“At the time we didn’t have too many obvious picks, but if some of these players had played their hearts out, delivered, played their way onto the team, I definitely would have considered if I was going to take a spot away from a player who deserved a pick. But too many players weren’t delivering when it mattered the most.”
As important as how one is playing, Pettersen says, is what a player can bring to her team, and with eight Solheims under her belt at the time, Pettersen brought a lot of experience, which turned out to be critical.
“Having been there before,” she says, “knowing what it could come down to, it almost makes it easier.”

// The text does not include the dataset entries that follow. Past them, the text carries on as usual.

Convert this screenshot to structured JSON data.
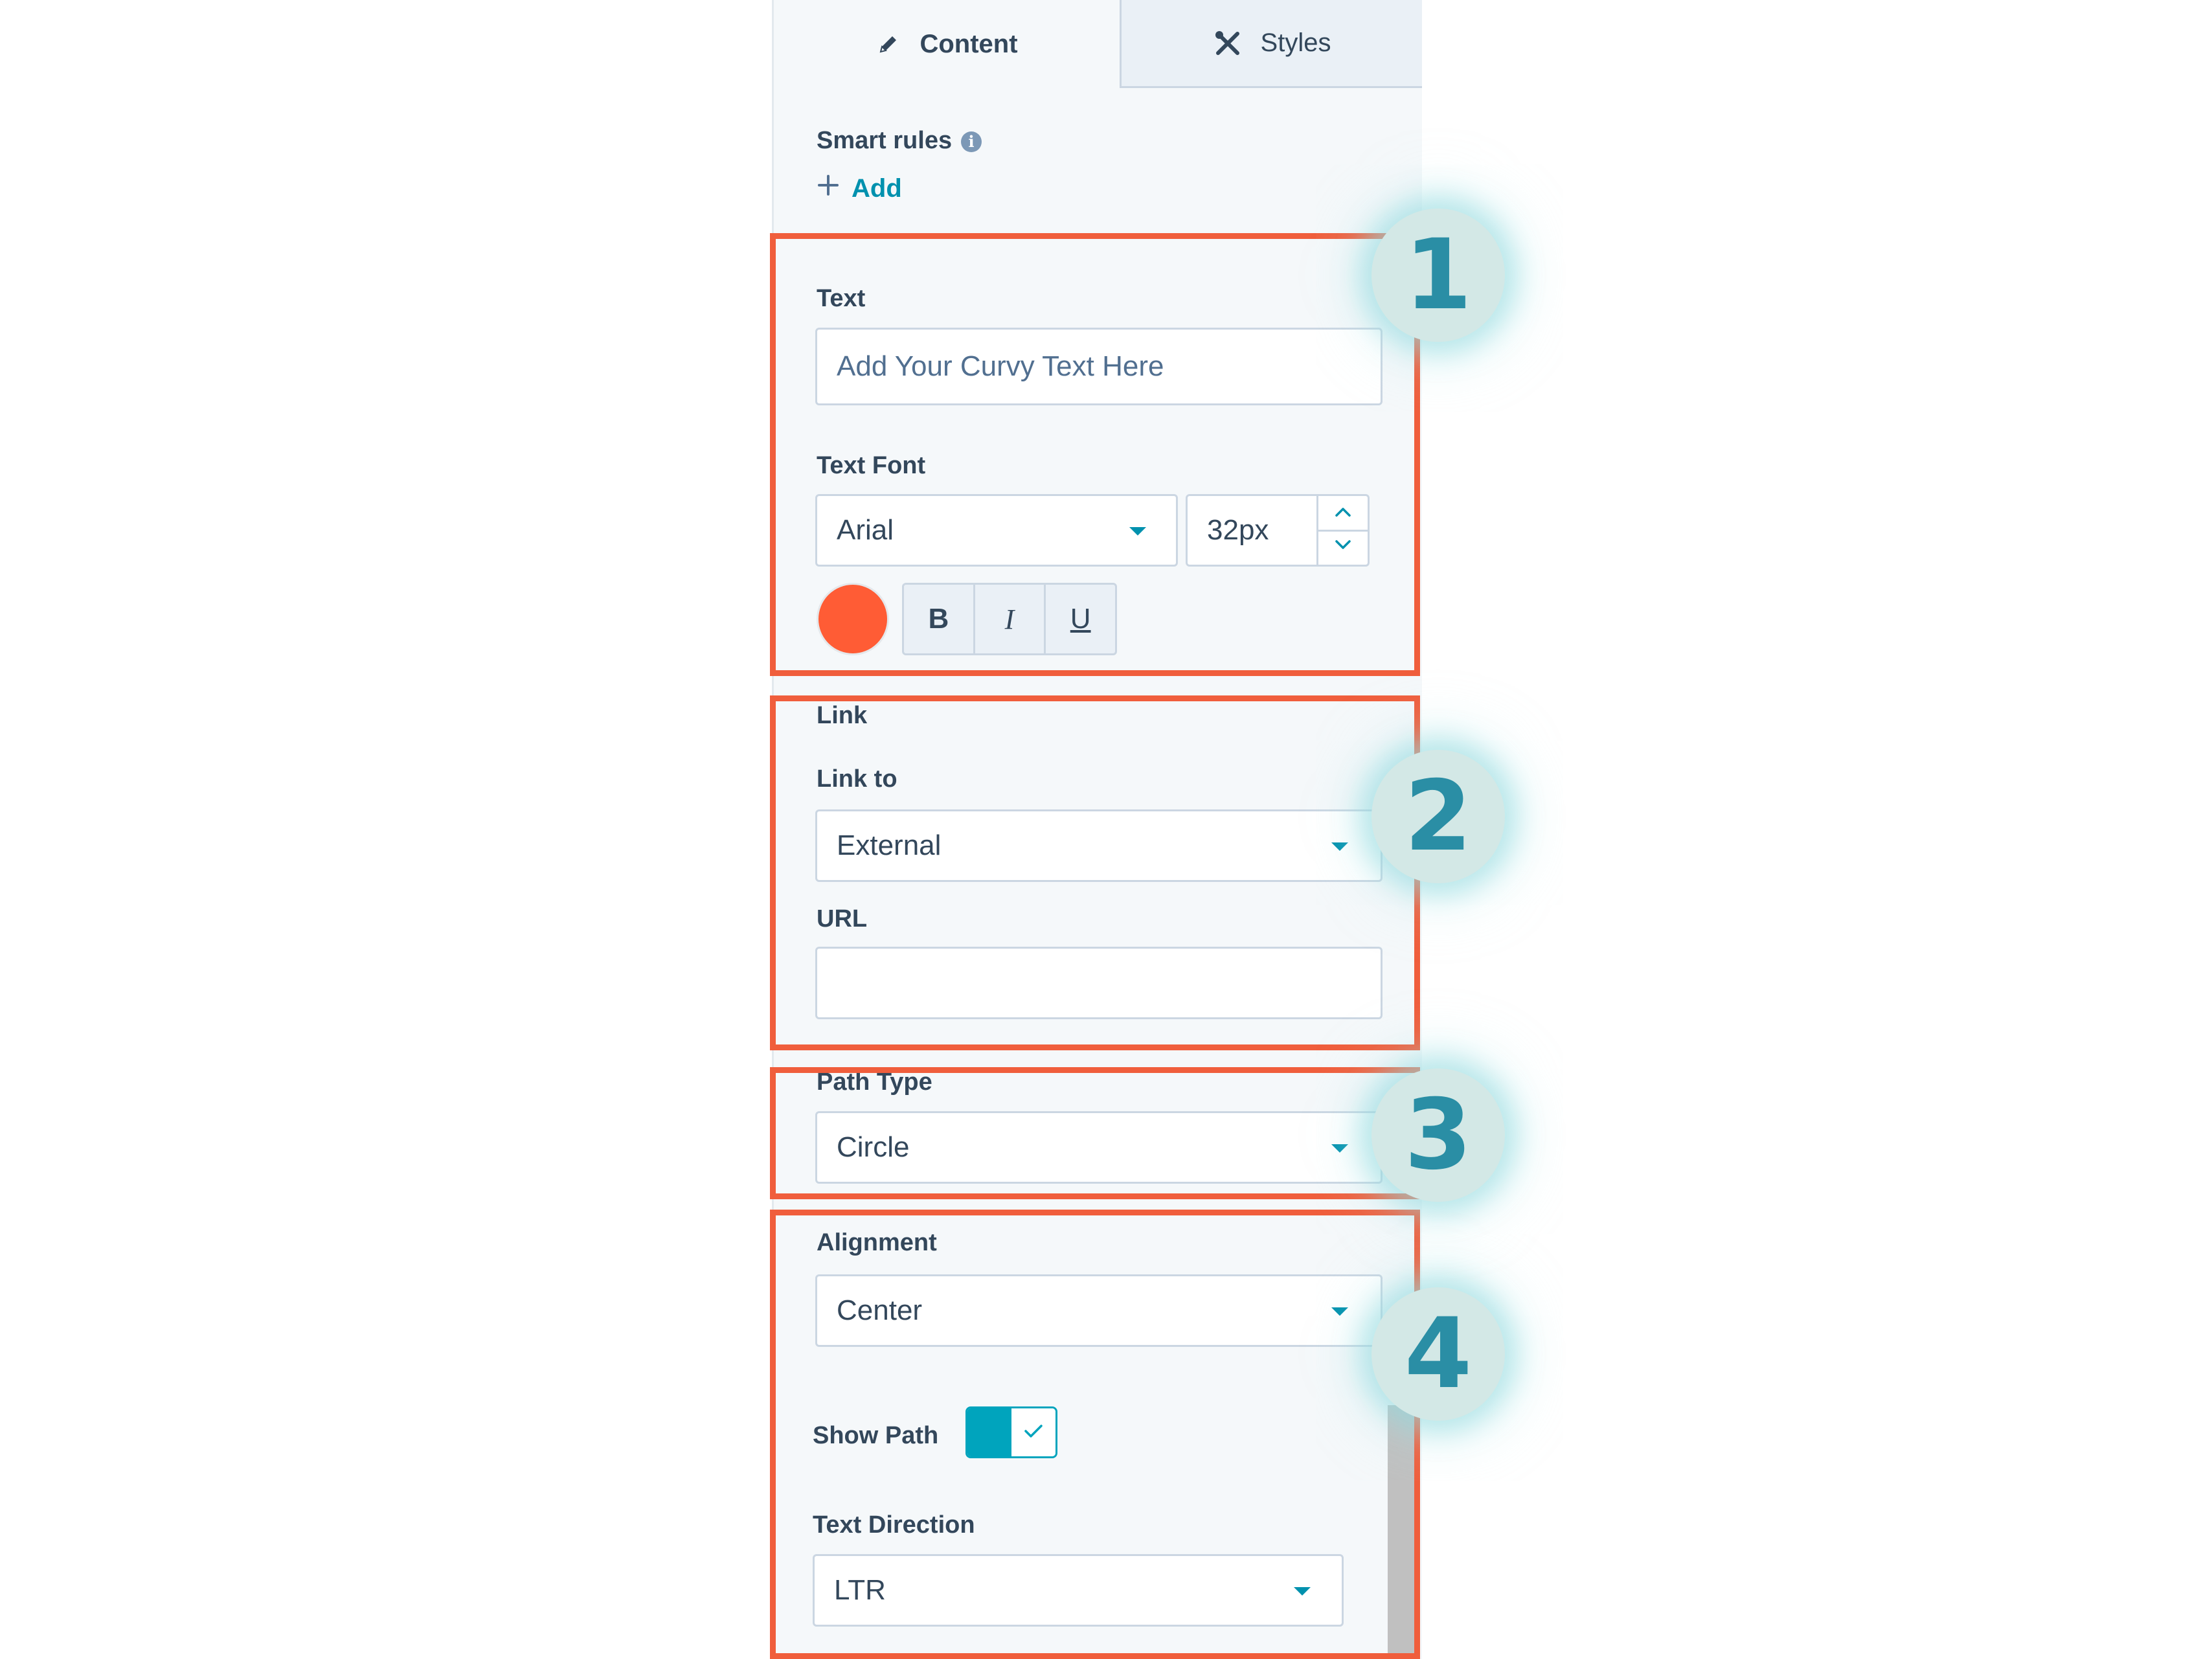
{
  "tabs": [
    {
      "label": "Content",
      "icon": "pencil-icon",
      "active": true
    },
    {
      "label": "Styles",
      "icon": "tools-icon",
      "active": false
    }
  ],
  "smart_rules": {
    "label": "Smart rules",
    "add_label": "Add"
  },
  "text_section": {
    "label": "Text",
    "text_value": "Add Your Curvy Text Here",
    "font_label": "Text Font",
    "font_value": "Arial",
    "size_value": "32px",
    "text_color": "#ff5c35",
    "bold_label": "B",
    "italic_label": "I",
    "underline_label": "U"
  },
  "link_section": {
    "label": "Link",
    "link_to_label": "Link to",
    "link_to_value": "External",
    "url_label": "URL",
    "url_value": ""
  },
  "path_section": {
    "label": "Path Type",
    "value": "Circle"
  },
  "alignment_section": {
    "label": "Alignment",
    "value": "Center",
    "show_path_label": "Show Path",
    "show_path_on": true,
    "direction_label": "Text Direction",
    "direction_value": "LTR"
  },
  "callouts": [
    "1",
    "2",
    "3",
    "4"
  ],
  "colors": {
    "accent": "#0091ae",
    "highlight": "#f05e3c",
    "badge_fill": "#d3e8e6",
    "badge_text": "#2a8ea5"
  }
}
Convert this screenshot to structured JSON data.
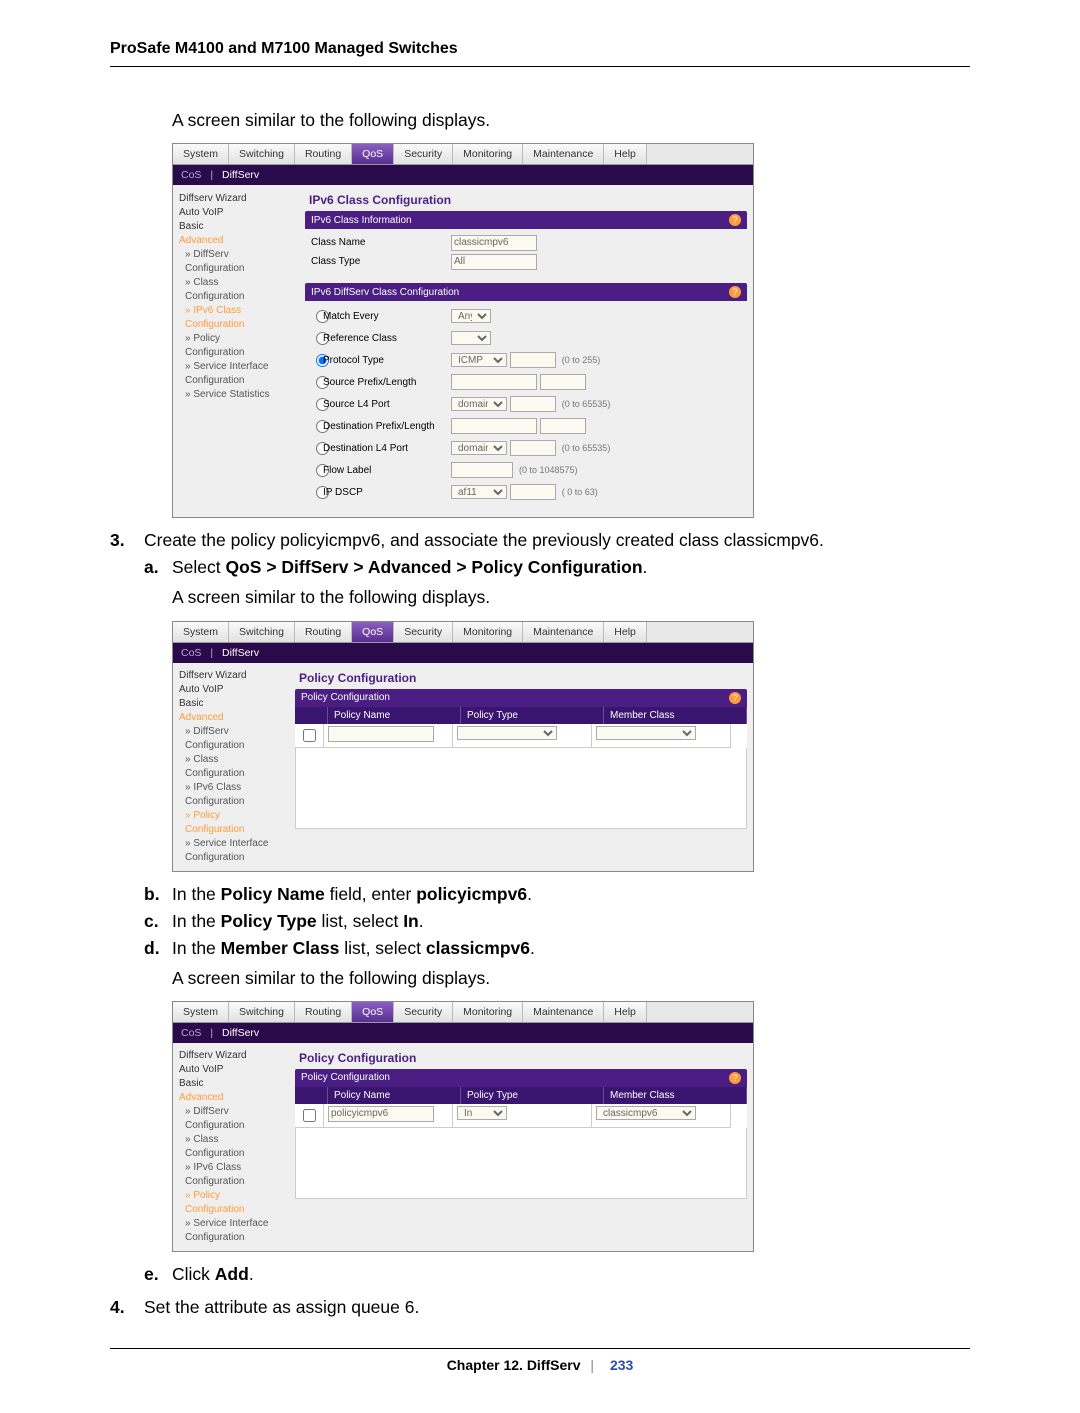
{
  "doc": {
    "header": "ProSafe M4100 and M7100 Managed Switches",
    "chapter": "Chapter 12.  DiffServ",
    "page": "233"
  },
  "text": {
    "similar1": "A screen similar to the following displays.",
    "step3": "Create the policy policyicmpv6, and associate the previously created class classicmpv6.",
    "step3a_pre": "Select ",
    "step3a_bold": "QoS > DiffServ > Advanced > Policy Configuration",
    "similar2": "A screen similar to the following displays.",
    "step3b_pre": "In the ",
    "step3b_b1": "Policy Name",
    "step3b_mid": " field, enter ",
    "step3b_b2": "policyicmpv6",
    "step3c_pre": "In the ",
    "step3c_b1": "Policy Type",
    "step3c_mid": " list, select ",
    "step3c_b2": "In",
    "step3d_pre": "In the ",
    "step3d_b1": "Member Class",
    "step3d_mid": " list, select ",
    "step3d_b2": "classicmpv6",
    "similar3": "A screen similar to the following displays.",
    "step3e_pre": "Click ",
    "step3e_b": "Add",
    "step4": "Set the attribute as assign queue 6."
  },
  "ui": {
    "tabs": [
      "System",
      "Switching",
      "Routing",
      "QoS",
      "Security",
      "Monitoring",
      "Maintenance",
      "Help"
    ],
    "subtabs": {
      "left": "CoS",
      "right": "DiffServ"
    },
    "sidebar": {
      "items": [
        "Diffserv Wizard",
        "Auto VoIP",
        "Basic",
        "Advanced",
        "DiffServ",
        "Configuration",
        "Class",
        "Configuration",
        "IPv6 Class",
        "Configuration",
        "Policy",
        "Configuration",
        "Service Interface",
        "Configuration",
        "Service Statistics"
      ]
    }
  },
  "s1": {
    "title": "IPv6 Class Configuration",
    "sub1": "IPv6 Class Information",
    "class_name_l": "Class Name",
    "class_name_v": "classicmpv6",
    "class_type_l": "Class Type",
    "class_type_v": "All",
    "sub2": "IPv6 DiffServ Class Configuration",
    "match_every": "Match Every",
    "match_every_v": "Any",
    "ref_class": "Reference Class",
    "proto_type": "Protocol Type",
    "proto_type_v": "ICMP",
    "proto_hint": "(0 to 255)",
    "src_pl": "Source Prefix/Length",
    "src_l4": "Source L4 Port",
    "src_l4_v": "domain",
    "src_l4_hint": "(0 to 65535)",
    "dst_pl": "Destination Prefix/Length",
    "dst_l4": "Destination L4 Port",
    "dst_l4_v": "domain",
    "dst_l4_hint": "(0 to 65535)",
    "flow_label": "Flow Label",
    "flow_hint": "(0 to 1048575)",
    "ip_dscp": "IP DSCP",
    "ip_dscp_v": "af11",
    "ip_dscp_hint": "( 0 to 63)"
  },
  "s2": {
    "title": "Policy Configuration",
    "sub": "Policy Configuration",
    "col_name": "Policy Name",
    "col_type": "Policy Type",
    "col_member": "Member Class"
  },
  "s3": {
    "title": "Policy Configuration",
    "sub": "Policy Configuration",
    "col_name": "Policy Name",
    "col_type": "Policy Type",
    "col_member": "Member Class",
    "val_name": "policyicmpv6",
    "val_type": "In",
    "val_member": "classicmpv6"
  }
}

Easier for her perhaps, but no less thrilling to watch. Coming down the stretch on the last day against American Marina Alex in the final match still in play, and with everything on the line, Alex hit her shot above the hole while Pettersen wedged to roughly 8 feet below. Alex missed hers, and suddenly all eyes were on Pettersen. Her 2015 Solheim had ended with a tough loss and controversy. She’d been forced to withdraw from the 2017 event with a back problem. She’d been away from the game for nearly two years, and now this.
“I was more nervous on the wedge shot; you don’t have to be much off line before that ball is off the green,” she says. “The putt, it was an easy putt, as easy as it could possibly be: left center, almost right on the fall line. As soon as the ball left the blade I knew I’d hit it perfectly on line. If you were to give yourself one putt that mattered the most…”
The putt dropped and mayhem ensued as the Europeans stormed the green and a radiant Pettersen celebrated with her teammates. Watching the replay, as the win starts to sink in and a happy calm starts to settle on the crowd, Pettersen appears with Herman in her arms, the sun shining on the new family. In an hour or so she’ll surprise the golf world by announcing her retirement, but to anyone who has known her over the past 20 months, the surprise likely already had given way to understanding.
“I mean, it’s priorities,” Pettersen says. “There’s a time for everything in life, and it was quite a good time to step away.”